Whales and dolphins are not the only animals to utilize echolocation though, and it is a tool not only used underwater. In the late 1800s, a Swiss zoologist postulated that bats could see with their ears. His idea was rejected, but in 1944, an undergraduate at HarvardUniversity named Donald Griffin used special microphones to notice that bats were indeed producing ultrasonic sounds that could not be heard by human ears to locate objects in the dark. Griffin thus coined the term "echolocation" that we use today.
All species (kingdom / division / class / order / family / genus / species )of microbats use echolocation for both navigation and foraging for food. They do this because of their nocturnal lifestyle and very dark habitats. 日行性（diurnal）其他兩種是晨昏性（crepuscular/ crepuscule
）及夜行性（nocturnal）。■ Although lower-pitched sounds travel farther, bats use high-pitched noise because it gives them more accurate and detailed information about size, shape, and other characteristics of objects nearby. ■ This is mostly due to the bat's diet, which is made up of insects such as moths and mosquitoes. ■ The bat's sound is created in its larynx / pharynx and emitted through the nose or mouth. Like whales and dolphins, bats can also modulate, or adjust, the frequency of their calls to adjust for different types of environment. ■ However, due to the less-ideal acoustic properties of air, a bat's high-pitched call does not have very long range, and many bats compensate for this by increasing the volume of their calls. Some bats will "shout" at up to 120 dB / decibel. Despite all the noise produced by thousands of bats coming out of a cave to feed, they are all still able to effectively utilize their own signals.
While we often acknowledge or appreciate that animals are capable of making and hearing sounds, it is generally assumed that animals communicate only on a primitive level. On the other hand, a bat or dolphin may find our ability to make and hear sounds, and even our most technologically advanced sonar systems, to be quite primitive.
- Mar 23 Fri 2012 16:42
- Mar 23 Fri 2012 16:37
"in the corner","on the corner","at the corner"
in the corner:在裏面的拐角處：比如說屋裏面的拐角處有一張桌子
There is a table in the corner of the house

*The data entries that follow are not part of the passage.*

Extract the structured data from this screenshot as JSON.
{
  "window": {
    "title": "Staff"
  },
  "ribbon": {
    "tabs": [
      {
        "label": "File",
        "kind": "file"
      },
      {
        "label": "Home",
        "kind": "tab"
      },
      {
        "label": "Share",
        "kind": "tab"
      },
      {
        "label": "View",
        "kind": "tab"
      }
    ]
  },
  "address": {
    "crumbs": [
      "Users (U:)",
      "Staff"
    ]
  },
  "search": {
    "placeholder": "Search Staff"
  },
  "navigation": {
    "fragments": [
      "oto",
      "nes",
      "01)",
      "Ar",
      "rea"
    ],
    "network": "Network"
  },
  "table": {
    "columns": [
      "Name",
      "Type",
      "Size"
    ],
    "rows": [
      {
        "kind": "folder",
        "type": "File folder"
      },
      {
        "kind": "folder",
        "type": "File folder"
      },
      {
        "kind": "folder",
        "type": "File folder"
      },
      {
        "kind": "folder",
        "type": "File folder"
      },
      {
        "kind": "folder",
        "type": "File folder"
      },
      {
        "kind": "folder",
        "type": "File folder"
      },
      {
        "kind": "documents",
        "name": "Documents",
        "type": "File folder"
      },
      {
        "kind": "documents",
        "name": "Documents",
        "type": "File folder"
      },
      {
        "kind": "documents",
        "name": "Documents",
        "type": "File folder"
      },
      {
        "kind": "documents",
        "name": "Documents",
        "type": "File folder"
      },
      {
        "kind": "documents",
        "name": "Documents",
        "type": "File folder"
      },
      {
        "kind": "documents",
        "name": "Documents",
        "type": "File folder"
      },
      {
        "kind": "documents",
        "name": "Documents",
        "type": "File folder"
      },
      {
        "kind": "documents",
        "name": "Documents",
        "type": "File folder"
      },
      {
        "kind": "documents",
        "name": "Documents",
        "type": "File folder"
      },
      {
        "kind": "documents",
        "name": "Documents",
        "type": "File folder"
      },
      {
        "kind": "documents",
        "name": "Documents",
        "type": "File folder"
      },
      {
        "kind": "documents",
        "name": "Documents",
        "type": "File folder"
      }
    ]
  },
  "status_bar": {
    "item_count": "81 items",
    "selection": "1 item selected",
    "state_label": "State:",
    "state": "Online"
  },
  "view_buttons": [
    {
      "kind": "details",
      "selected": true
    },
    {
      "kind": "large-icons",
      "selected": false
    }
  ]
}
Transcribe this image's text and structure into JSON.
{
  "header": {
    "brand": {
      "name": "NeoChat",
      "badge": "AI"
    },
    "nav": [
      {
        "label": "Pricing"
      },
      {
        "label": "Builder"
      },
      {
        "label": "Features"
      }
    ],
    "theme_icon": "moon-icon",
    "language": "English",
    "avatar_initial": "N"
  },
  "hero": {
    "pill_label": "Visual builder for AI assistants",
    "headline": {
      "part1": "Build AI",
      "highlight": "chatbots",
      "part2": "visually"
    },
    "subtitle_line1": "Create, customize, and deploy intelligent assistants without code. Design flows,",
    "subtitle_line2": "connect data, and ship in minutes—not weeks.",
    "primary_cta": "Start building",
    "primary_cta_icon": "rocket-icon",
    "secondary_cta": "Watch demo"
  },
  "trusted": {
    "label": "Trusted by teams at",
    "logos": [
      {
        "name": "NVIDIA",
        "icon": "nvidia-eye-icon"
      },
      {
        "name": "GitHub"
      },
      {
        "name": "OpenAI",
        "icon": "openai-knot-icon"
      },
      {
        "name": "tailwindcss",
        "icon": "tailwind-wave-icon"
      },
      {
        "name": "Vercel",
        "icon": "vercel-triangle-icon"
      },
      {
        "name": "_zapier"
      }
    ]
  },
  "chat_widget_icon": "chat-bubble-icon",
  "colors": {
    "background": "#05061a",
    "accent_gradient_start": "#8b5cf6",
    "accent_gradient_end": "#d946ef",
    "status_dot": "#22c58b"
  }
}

on the corner:在拐角之上。如在桌子角上放著個杯子
There is a cup on the corner of the table / on the tree.
at he corner:在拐角外面，如問路回答：請在前面的拐角處左拐
Please turn left at the corner of the house.
- Mar 11 Sun 2012 00:54